BEGIN TASK MATERIAL
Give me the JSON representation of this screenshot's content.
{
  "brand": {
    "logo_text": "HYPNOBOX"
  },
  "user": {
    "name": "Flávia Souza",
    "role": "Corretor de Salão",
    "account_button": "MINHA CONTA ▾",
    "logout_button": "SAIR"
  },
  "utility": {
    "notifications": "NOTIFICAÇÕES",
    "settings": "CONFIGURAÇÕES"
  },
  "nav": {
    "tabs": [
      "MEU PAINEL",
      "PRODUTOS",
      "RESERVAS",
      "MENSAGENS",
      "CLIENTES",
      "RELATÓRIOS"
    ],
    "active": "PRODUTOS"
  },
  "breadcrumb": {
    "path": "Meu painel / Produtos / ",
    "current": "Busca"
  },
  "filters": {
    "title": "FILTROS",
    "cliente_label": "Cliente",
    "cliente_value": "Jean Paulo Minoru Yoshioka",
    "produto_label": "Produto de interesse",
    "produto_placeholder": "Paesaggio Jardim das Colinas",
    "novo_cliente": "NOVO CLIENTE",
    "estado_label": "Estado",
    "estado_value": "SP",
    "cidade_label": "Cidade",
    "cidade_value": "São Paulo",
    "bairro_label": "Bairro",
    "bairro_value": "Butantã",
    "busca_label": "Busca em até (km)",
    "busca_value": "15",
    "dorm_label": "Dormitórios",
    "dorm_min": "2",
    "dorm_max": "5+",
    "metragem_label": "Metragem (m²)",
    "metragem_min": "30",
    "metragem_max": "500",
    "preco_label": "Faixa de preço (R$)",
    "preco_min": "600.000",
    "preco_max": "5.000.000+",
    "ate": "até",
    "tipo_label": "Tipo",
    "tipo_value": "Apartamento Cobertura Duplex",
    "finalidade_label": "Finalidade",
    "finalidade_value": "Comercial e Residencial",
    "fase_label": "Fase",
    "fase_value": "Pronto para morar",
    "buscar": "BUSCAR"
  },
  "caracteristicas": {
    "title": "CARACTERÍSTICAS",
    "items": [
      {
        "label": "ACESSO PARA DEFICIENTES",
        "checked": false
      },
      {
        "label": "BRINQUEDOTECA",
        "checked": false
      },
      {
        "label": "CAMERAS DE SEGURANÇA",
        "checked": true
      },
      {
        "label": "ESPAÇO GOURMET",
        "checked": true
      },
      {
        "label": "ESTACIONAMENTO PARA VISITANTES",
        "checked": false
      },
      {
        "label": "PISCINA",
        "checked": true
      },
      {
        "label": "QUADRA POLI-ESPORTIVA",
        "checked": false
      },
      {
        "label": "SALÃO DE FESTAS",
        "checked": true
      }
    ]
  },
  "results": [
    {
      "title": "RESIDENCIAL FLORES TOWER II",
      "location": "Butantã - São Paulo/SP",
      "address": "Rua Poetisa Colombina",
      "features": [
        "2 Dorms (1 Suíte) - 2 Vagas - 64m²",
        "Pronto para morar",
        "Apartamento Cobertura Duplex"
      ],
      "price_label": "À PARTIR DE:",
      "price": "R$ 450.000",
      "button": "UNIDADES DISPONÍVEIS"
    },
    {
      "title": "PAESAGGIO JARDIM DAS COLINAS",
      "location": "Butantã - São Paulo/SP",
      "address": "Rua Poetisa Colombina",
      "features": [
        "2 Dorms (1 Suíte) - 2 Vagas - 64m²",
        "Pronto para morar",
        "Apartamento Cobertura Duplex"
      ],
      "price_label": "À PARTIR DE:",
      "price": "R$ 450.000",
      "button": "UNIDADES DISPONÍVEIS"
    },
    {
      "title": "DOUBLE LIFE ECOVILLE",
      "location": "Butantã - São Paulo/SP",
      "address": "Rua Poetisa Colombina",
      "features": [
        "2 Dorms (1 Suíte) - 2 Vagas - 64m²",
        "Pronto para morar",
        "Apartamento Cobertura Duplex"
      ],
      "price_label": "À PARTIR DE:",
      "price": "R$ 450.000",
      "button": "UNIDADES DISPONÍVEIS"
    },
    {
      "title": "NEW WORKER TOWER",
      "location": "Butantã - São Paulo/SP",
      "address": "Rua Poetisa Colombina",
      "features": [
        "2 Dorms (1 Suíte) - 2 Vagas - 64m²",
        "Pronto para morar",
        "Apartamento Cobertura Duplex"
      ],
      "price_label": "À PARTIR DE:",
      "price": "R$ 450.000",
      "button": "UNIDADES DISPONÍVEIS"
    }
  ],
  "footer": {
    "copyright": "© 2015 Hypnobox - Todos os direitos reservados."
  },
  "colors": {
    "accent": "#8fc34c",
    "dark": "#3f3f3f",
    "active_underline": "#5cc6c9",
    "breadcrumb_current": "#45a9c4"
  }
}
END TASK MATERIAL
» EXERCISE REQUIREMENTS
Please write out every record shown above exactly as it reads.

» RESPONSE AREA
Give me the JSON representation of this screenshot's content.
{
  "brand": {
    "logo_text": "HYPNOBOX"
  },
  "user": {
    "name": "Flávia Souza",
    "role": "Corretor de Salão",
    "account_button": "MINHA CONTA ▾",
    "logout_button": "SAIR"
  },
  "utility": {
    "notifications": "NOTIFICAÇÕES",
    "settings": "CONFIGURAÇÕES"
  },
  "nav": {
    "tabs": [
      "MEU PAINEL",
      "PRODUTOS",
      "RESERVAS",
      "MENSAGENS",
      "CLIENTES",
      "RELATÓRIOS"
    ],
    "active": "PRODUTOS"
  },
  "breadcrumb": {
    "path": "Meu painel / Produtos / ",
    "current": "Busca"
  },
  "filters": {
    "title": "FILTROS",
    "cliente_label": "Cliente",
    "cliente_value": "Jean Paulo Minoru Yoshioka",
    "produto_label": "Produto de interesse",
    "produto_placeholder": "Paesaggio Jardim das Colinas",
    "novo_cliente": "NOVO CLIENTE",
    "estado_label": "Estado",
    "estado_value": "SP",
    "cidade_label": "Cidade",
    "cidade_value": "São Paulo",
    "bairro_label": "Bairro",
    "bairro_value": "Butantã",
    "busca_label": "Busca em até (km)",
    "busca_value": "15",
    "dorm_label": "Dormitórios",
    "dorm_min": "2",
    "dorm_max": "5+",
    "metragem_label": "Metragem (m²)",
    "metragem_min": "30",
    "metragem_max": "500",
    "preco_label": "Faixa de preço (R$)",
    "preco_min": "600.000",
    "preco_max": "5.000.000+",
    "ate": "até",
    "tipo_label": "Tipo",
    "tipo_value": "Apartamento Cobertura Duplex",
    "finalidade_label": "Finalidade",
    "finalidade_value": "Comercial e Residencial",
    "fase_label": "Fase",
    "fase_value": "Pronto para morar",
    "buscar": "BUSCAR"
  },
  "caracteristicas": {
    "title": "CARACTERÍSTICAS",
    "items": [
      {
        "label": "ACESSO PARA DEFICIENTES",
        "checked": false
      },
      {
        "label": "BRINQUEDOTECA",
        "checked": false
      },
      {
        "label": "CAMERAS DE SEGURANÇA",
        "checked": true
      },
      {
        "label": "ESPAÇO GOURMET",
        "checked": true
      },
      {
        "label": "ESTACIONAMENTO PARA VISITANTES",
        "checked": false
      },
      {
        "label": "PISCINA",
        "checked": true
      },
      {
        "label": "QUADRA POLI-ESPORTIVA",
        "checked": false
      },
      {
        "label": "SALÃO DE FESTAS",
        "checked": true
      }
    ]
  },
  "results": [
    {
      "title": "RESIDENCIAL FLORES TOWER II",
      "location": "Butantã - São Paulo/SP",
      "address": "Rua Poetisa Colombina",
      "features": [
        "2 Dorms (1 Suíte) - 2 Vagas - 64m²",
        "Pronto para morar",
        "Apartamento Cobertura Duplex"
      ],
      "price_label": "À PARTIR DE:",
      "price": "R$ 450.000",
      "button": "UNIDADES DISPONÍVEIS"
    },
    {
      "title": "PAESAGGIO JARDIM DAS COLINAS",
      "location": "Butantã - São Paulo/SP",
      "address": "Rua Poetisa Colombina",
      "features": [
        "2 Dorms (1 Suíte) - 2 Vagas - 64m²",
        "Pronto para morar",
        "Apartamento Cobertura Duplex"
      ],
      "price_label": "À PARTIR DE:",
      "price": "R$ 450.000",
      "button": "UNIDADES DISPONÍVEIS"
    },
    {
      "title": "DOUBLE LIFE ECOVILLE",
      "location": "Butantã - São Paulo/SP",
      "address": "Rua Poetisa Colombina",
      "features": [
        "2 Dorms (1 Suíte) - 2 Vagas - 64m²",
        "Pronto para morar",
        "Apartamento Cobertura Duplex"
      ],
      "price_label": "À PARTIR DE:",
      "price": "R$ 450.000",
      "button": "UNIDADES DISPONÍVEIS"
    },
    {
      "title": "NEW WORKER TOWER",
      "location": "Butantã - São Paulo/SP",
      "address": "Rua Poetisa Colombina",
      "features": [
        "2 Dorms (1 Suíte) - 2 Vagas - 64m²",
        "Pronto para morar",
        "Apartamento Cobertura Duplex"
      ],
      "price_label": "À PARTIR DE:",
      "price": "R$ 450.000",
      "button": "UNIDADES DISPONÍVEIS"
    }
  ],
  "footer": {
    "copyright": "© 2015 Hypnobox - Todos os direitos reservados."
  },
  "colors": {
    "accent": "#8fc34c",
    "dark": "#3f3f3f",
    "active_underline": "#5cc6c9",
    "breadcrumb_current": "#45a9c4"
  }
}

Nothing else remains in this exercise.